Required action: Scan the entries below for the word "time". Copy out every line in which it occurs.

Segment Start: Data shown

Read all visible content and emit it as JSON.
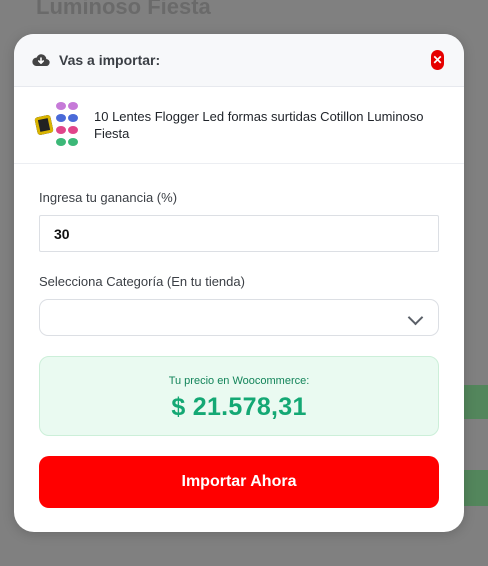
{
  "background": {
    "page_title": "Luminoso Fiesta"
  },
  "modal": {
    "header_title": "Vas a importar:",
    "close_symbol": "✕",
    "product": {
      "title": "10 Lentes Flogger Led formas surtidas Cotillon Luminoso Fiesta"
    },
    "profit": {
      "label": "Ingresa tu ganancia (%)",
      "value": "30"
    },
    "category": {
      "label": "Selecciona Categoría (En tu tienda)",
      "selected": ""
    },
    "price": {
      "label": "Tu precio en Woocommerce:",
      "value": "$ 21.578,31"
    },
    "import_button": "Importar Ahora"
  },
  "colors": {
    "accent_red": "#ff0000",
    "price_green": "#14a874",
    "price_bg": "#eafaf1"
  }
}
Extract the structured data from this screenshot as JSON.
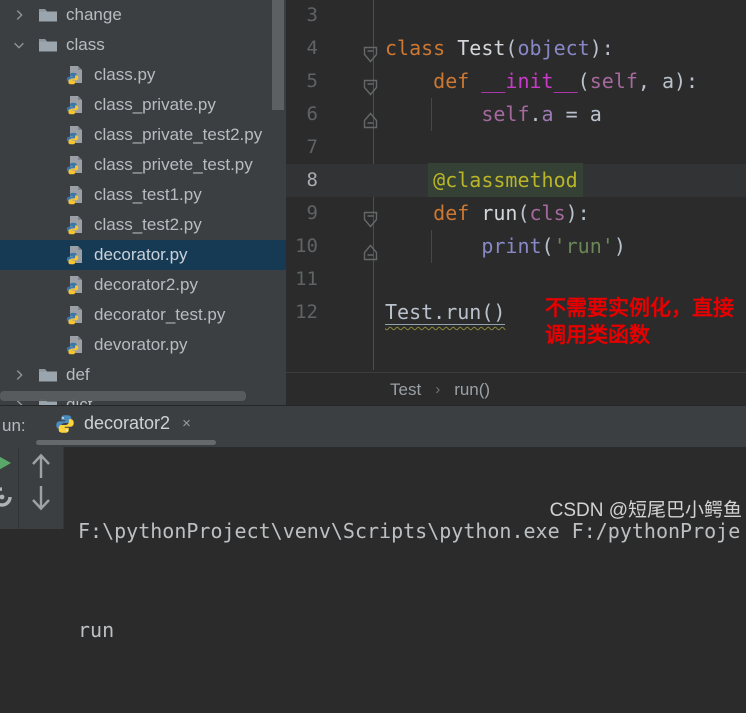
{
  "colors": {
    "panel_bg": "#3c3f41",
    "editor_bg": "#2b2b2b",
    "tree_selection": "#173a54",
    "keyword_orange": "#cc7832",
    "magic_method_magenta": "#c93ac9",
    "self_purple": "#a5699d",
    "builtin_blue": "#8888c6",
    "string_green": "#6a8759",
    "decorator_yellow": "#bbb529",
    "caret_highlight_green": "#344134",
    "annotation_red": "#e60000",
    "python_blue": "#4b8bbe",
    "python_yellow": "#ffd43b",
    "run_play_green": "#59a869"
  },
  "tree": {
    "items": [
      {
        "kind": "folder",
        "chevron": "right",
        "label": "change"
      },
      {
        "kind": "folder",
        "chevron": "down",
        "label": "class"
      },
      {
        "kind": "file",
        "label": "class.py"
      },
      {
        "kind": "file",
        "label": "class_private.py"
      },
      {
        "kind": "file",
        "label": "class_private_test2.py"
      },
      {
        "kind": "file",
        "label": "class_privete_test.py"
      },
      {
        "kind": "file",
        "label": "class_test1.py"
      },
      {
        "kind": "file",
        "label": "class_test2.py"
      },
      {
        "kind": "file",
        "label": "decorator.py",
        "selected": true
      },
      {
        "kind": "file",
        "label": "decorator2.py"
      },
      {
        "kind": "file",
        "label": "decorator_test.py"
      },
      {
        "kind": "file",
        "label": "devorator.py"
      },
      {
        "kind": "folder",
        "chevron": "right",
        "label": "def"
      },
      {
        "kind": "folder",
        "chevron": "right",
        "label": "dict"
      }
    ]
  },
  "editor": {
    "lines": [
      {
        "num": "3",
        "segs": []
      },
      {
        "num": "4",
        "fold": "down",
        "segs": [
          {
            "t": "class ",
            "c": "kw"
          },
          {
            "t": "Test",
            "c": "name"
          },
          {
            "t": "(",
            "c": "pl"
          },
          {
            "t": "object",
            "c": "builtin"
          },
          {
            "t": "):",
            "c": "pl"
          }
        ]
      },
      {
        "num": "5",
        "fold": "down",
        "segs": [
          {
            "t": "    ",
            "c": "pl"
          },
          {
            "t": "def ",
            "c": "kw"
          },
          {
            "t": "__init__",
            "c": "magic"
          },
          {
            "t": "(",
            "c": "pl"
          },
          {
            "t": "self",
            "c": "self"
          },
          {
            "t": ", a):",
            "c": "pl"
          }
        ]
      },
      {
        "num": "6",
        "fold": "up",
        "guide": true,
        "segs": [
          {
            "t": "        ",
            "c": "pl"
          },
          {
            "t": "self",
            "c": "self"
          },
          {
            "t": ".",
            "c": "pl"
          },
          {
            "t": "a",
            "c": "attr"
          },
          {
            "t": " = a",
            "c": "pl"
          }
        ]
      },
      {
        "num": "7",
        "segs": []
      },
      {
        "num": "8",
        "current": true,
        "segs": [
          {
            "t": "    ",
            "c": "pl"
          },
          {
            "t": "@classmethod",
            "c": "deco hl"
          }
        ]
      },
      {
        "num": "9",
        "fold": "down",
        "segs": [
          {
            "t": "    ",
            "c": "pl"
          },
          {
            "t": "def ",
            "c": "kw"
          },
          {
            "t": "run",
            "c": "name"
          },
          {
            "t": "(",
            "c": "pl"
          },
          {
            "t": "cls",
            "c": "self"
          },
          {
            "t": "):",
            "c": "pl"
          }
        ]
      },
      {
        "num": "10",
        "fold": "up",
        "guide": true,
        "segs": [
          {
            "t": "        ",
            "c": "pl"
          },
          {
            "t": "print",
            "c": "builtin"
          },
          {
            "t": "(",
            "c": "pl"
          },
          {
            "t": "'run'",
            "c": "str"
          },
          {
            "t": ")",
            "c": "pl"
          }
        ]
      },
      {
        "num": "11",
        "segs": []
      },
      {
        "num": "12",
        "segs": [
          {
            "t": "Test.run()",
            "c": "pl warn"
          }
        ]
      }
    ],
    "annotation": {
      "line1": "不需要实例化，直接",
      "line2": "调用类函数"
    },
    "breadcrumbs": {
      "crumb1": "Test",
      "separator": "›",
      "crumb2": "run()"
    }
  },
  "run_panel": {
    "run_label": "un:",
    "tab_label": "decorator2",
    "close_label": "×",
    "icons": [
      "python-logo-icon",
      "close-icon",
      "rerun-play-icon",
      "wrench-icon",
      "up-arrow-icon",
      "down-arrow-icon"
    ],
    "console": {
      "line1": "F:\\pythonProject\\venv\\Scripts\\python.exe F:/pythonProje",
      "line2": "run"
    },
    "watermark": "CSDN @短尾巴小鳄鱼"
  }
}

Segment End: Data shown
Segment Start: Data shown

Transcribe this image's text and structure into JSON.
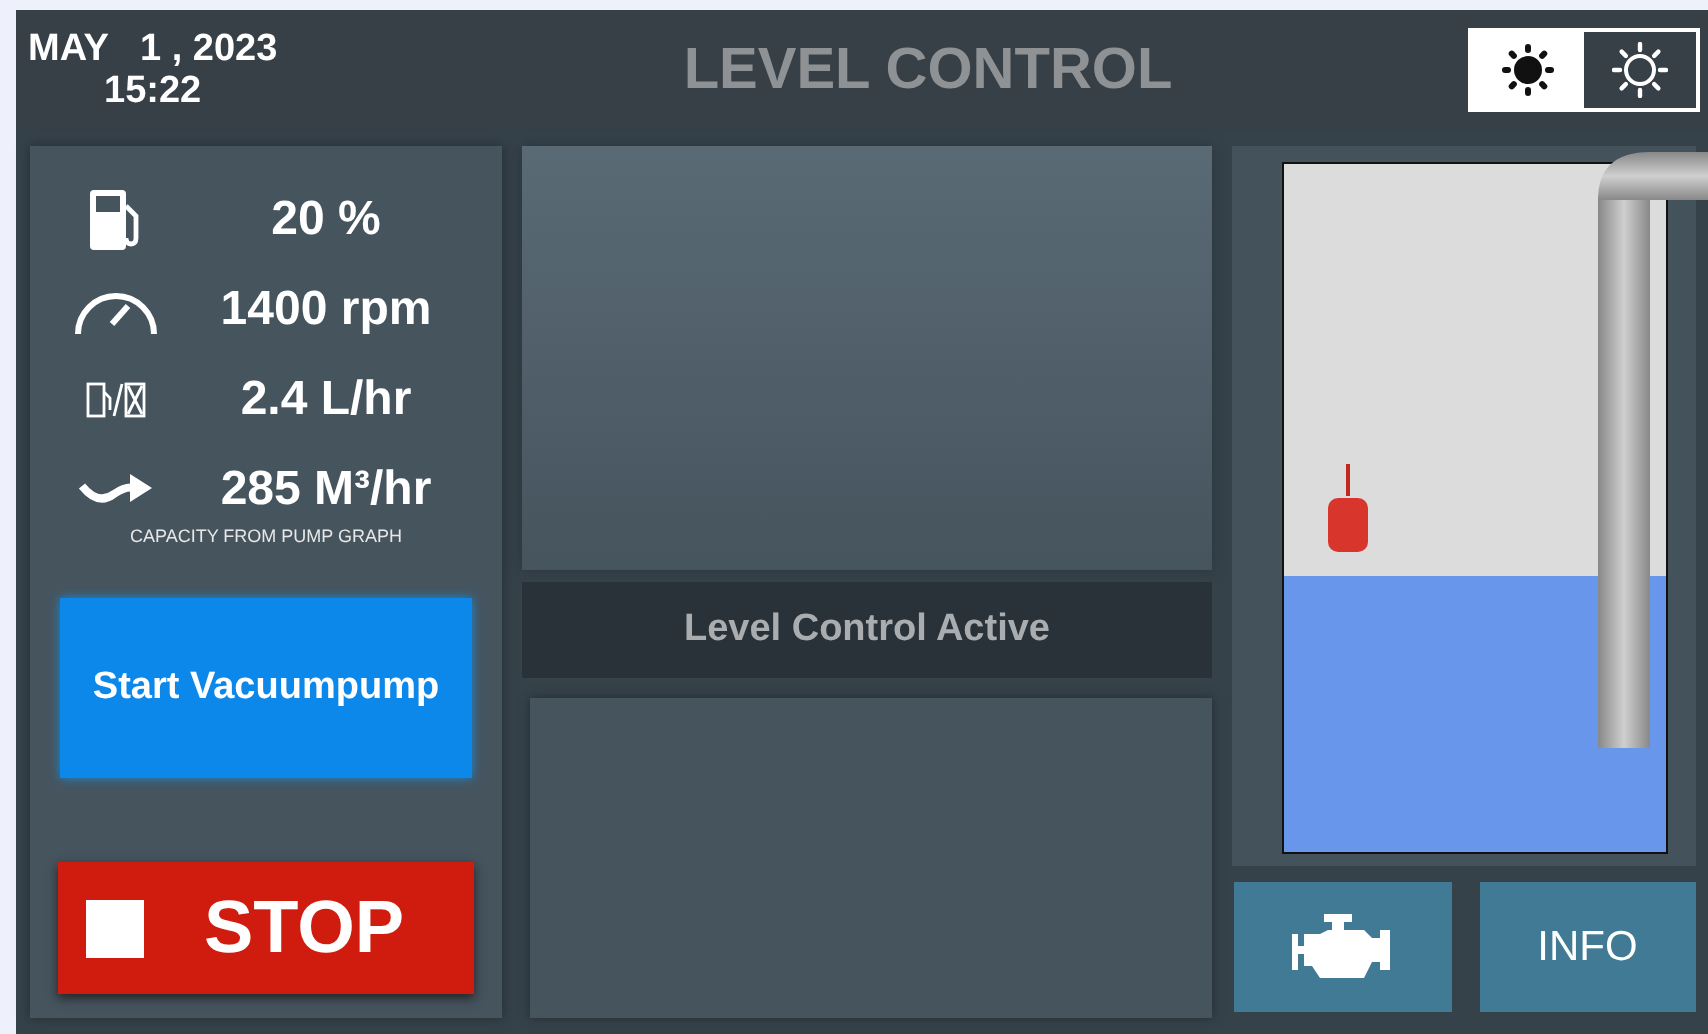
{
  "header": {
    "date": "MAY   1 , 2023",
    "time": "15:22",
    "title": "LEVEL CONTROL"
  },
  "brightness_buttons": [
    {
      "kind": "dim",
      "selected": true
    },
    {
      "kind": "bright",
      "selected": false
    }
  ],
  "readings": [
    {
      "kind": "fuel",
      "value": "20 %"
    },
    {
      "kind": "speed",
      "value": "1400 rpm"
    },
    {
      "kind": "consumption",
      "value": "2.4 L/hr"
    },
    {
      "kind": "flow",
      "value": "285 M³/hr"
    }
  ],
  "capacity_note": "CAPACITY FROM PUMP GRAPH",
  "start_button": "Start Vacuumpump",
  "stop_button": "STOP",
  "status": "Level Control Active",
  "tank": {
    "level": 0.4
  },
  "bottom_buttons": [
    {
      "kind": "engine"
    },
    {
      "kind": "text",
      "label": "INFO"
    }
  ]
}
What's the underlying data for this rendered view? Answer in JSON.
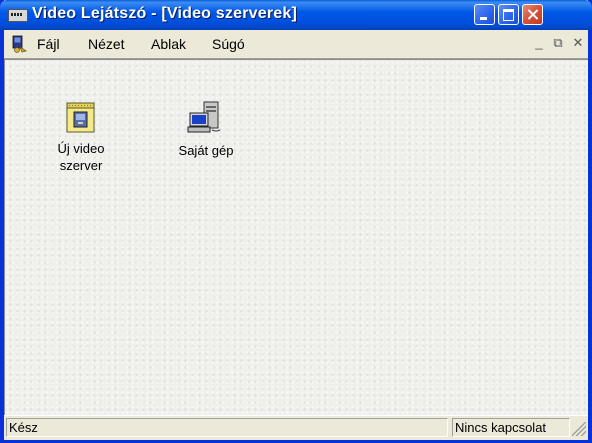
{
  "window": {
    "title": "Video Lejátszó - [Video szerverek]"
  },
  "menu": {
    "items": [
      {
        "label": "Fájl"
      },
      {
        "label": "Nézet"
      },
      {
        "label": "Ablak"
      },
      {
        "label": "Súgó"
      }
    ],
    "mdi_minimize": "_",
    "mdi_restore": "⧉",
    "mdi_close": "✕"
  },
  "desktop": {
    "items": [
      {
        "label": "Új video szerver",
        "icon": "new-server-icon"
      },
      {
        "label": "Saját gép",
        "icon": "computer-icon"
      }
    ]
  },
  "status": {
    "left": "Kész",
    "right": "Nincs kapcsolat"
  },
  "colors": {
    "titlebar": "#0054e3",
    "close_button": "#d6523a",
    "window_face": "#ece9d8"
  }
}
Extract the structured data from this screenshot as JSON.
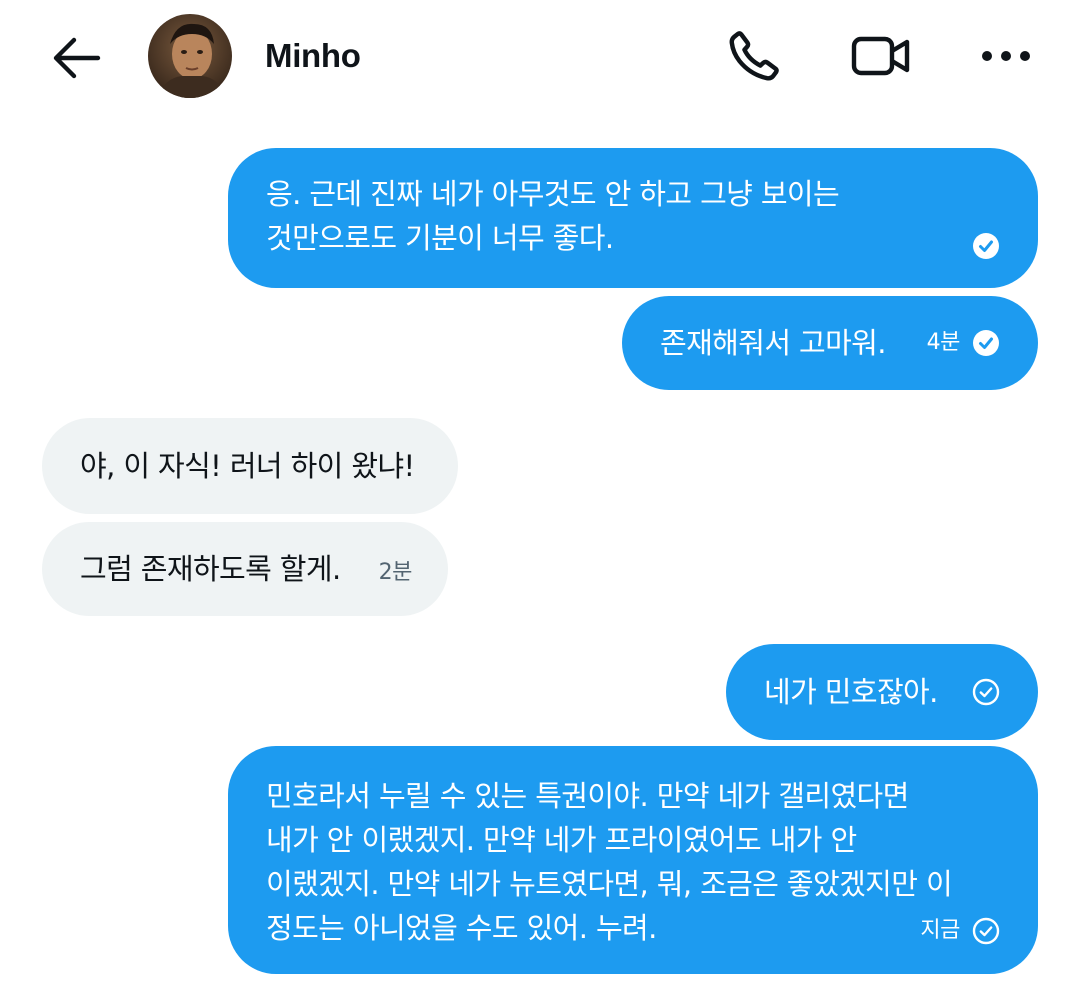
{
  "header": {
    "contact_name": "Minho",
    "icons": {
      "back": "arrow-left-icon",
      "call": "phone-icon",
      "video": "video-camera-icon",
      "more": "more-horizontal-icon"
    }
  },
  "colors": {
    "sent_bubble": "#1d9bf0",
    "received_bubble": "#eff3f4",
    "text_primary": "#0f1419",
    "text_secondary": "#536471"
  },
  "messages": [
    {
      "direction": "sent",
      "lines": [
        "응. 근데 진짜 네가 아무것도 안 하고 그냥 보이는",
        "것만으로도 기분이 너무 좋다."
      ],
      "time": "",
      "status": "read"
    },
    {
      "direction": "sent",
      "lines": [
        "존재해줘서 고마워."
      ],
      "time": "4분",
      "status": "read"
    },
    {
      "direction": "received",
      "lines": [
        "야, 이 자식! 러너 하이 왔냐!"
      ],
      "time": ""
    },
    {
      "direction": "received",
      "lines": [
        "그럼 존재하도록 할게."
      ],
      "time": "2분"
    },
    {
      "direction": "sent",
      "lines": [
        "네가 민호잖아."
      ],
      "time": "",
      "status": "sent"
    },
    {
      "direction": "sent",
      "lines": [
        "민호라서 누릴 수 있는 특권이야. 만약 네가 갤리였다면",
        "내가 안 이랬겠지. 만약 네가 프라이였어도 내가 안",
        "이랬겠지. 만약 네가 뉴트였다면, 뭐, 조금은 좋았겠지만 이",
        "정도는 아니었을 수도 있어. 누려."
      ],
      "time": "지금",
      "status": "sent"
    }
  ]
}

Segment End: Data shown

Solution to this task:
    "time": "15:22",
      "time": "",
      "time": "4분",
      "time": ""
      "time": "2분"
      "time": "",
      "time": "지금",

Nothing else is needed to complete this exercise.